▸ **How to complete this task**
Nothing in the records below should be altered when they are retyped.

▸ **The records**
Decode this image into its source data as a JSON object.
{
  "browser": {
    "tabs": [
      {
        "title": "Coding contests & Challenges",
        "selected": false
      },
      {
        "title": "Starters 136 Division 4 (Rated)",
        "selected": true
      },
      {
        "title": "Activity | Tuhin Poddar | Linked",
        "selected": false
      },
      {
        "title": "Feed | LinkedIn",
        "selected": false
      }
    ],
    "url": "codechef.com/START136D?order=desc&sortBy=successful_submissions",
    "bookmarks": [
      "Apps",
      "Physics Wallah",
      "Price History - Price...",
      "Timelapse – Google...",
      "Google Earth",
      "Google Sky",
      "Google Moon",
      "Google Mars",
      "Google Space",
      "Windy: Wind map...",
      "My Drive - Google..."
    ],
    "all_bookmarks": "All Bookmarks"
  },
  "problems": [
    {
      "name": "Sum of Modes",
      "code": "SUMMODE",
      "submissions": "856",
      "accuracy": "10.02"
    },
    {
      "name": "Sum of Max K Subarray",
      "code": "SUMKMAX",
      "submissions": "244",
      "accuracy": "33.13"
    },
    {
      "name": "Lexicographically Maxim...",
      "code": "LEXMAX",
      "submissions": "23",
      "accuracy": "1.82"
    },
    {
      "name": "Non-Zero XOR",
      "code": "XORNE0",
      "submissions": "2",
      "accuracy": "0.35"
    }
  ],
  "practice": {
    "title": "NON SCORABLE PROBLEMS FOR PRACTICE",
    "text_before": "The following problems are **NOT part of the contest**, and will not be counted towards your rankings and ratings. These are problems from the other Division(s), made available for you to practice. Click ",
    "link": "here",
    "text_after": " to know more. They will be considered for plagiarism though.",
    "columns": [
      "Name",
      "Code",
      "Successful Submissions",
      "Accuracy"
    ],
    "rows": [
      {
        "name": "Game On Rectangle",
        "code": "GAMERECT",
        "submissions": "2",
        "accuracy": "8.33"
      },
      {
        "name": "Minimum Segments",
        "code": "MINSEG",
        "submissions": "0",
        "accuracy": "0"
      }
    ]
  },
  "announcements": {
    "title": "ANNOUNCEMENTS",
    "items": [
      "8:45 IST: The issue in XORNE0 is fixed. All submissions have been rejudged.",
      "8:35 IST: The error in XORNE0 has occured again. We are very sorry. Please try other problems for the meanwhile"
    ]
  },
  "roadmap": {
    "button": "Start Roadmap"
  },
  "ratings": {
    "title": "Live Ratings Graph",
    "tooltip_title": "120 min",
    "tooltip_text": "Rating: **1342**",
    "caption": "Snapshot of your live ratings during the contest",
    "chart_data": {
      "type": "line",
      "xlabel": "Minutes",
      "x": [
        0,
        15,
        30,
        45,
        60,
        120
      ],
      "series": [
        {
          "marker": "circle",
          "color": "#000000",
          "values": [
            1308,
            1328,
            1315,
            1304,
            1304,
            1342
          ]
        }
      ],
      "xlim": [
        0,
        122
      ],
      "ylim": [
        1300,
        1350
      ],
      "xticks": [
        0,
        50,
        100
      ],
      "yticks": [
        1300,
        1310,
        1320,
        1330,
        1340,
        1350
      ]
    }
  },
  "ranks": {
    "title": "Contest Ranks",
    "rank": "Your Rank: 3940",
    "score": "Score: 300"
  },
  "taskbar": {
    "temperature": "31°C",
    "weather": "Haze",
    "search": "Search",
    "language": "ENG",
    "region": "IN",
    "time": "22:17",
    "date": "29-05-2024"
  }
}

▸ **Completed exercise**
Decode this image into its source data as a JSON object.
{
  "browser": {
    "tabs": [
      {
        "title": "Coding contests & Challenges",
        "selected": false
      },
      {
        "title": "Starters 136 Division 4 (Rated)",
        "selected": true
      },
      {
        "title": "Activity | Tuhin Poddar | Linked",
        "selected": false
      },
      {
        "title": "Feed | LinkedIn",
        "selected": false
      }
    ],
    "url": "codechef.com/START136D?order=desc&sortBy=successful_submissions",
    "bookmarks": [
      "Apps",
      "Physics Wallah",
      "Price History - Price...",
      "Timelapse – Google...",
      "Google Earth",
      "Google Sky",
      "Google Moon",
      "Google Mars",
      "Google Space",
      "Windy: Wind map...",
      "My Drive - Google..."
    ],
    "all_bookmarks": "All Bookmarks"
  },
  "problems": [
    {
      "name": "Sum of Modes",
      "code": "SUMMODE",
      "submissions": "856",
      "accuracy": "10.02"
    },
    {
      "name": "Sum of Max K Subarray",
      "code": "SUMKMAX",
      "submissions": "244",
      "accuracy": "33.13"
    },
    {
      "name": "Lexicographically Maxim...",
      "code": "LEXMAX",
      "submissions": "23",
      "accuracy": "1.82"
    },
    {
      "name": "Non-Zero XOR",
      "code": "XORNE0",
      "submissions": "2",
      "accuracy": "0.35"
    }
  ],
  "practice": {
    "title": "NON SCORABLE PROBLEMS FOR PRACTICE",
    "text_before": "The following problems are **NOT part of the contest**, and will not be counted towards your rankings and ratings. These are problems from the other Division(s), made available for you to practice. Click ",
    "link": "here",
    "text_after": " to know more. They will be considered for plagiarism though.",
    "columns": [
      "Name",
      "Code",
      "Successful Submissions",
      "Accuracy"
    ],
    "rows": [
      {
        "name": "Game On Rectangle",
        "code": "GAMERECT",
        "submissions": "2",
        "accuracy": "8.33"
      },
      {
        "name": "Minimum Segments",
        "code": "MINSEG",
        "submissions": "0",
        "accuracy": "0"
      }
    ]
  },
  "announcements": {
    "title": "ANNOUNCEMENTS",
    "items": [
      "8:45 IST: The issue in XORNE0 is fixed. All submissions have been rejudged.",
      "8:35 IST: The error in XORNE0 has occured again. We are very sorry. Please try other problems for the meanwhile"
    ]
  },
  "roadmap": {
    "button": "Start Roadmap"
  },
  "ratings": {
    "title": "Live Ratings Graph",
    "tooltip_title": "120 min",
    "tooltip_text": "Rating: **1342**",
    "caption": "Snapshot of your live ratings during the contest",
    "chart_data": {
      "type": "line",
      "xlabel": "Minutes",
      "x": [
        0,
        15,
        30,
        45,
        60,
        120
      ],
      "series": [
        {
          "marker": "circle",
          "color": "#000000",
          "values": [
            1308,
            1328,
            1315,
            1304,
            1304,
            1342
          ]
        }
      ],
      "xlim": [
        0,
        122
      ],
      "ylim": [
        1300,
        1350
      ],
      "xticks": [
        0,
        50,
        100
      ],
      "yticks": [
        1300,
        1310,
        1320,
        1330,
        1340,
        1350
      ]
    }
  },
  "ranks": {
    "title": "Contest Ranks",
    "rank": "Your Rank: 3940",
    "score": "Score: 300"
  },
  "taskbar": {
    "temperature": "31°C",
    "weather": "Haze",
    "search": "Search",
    "language": "ENG",
    "region": "IN",
    "time": "22:17",
    "date": "29-05-2024"
  }
}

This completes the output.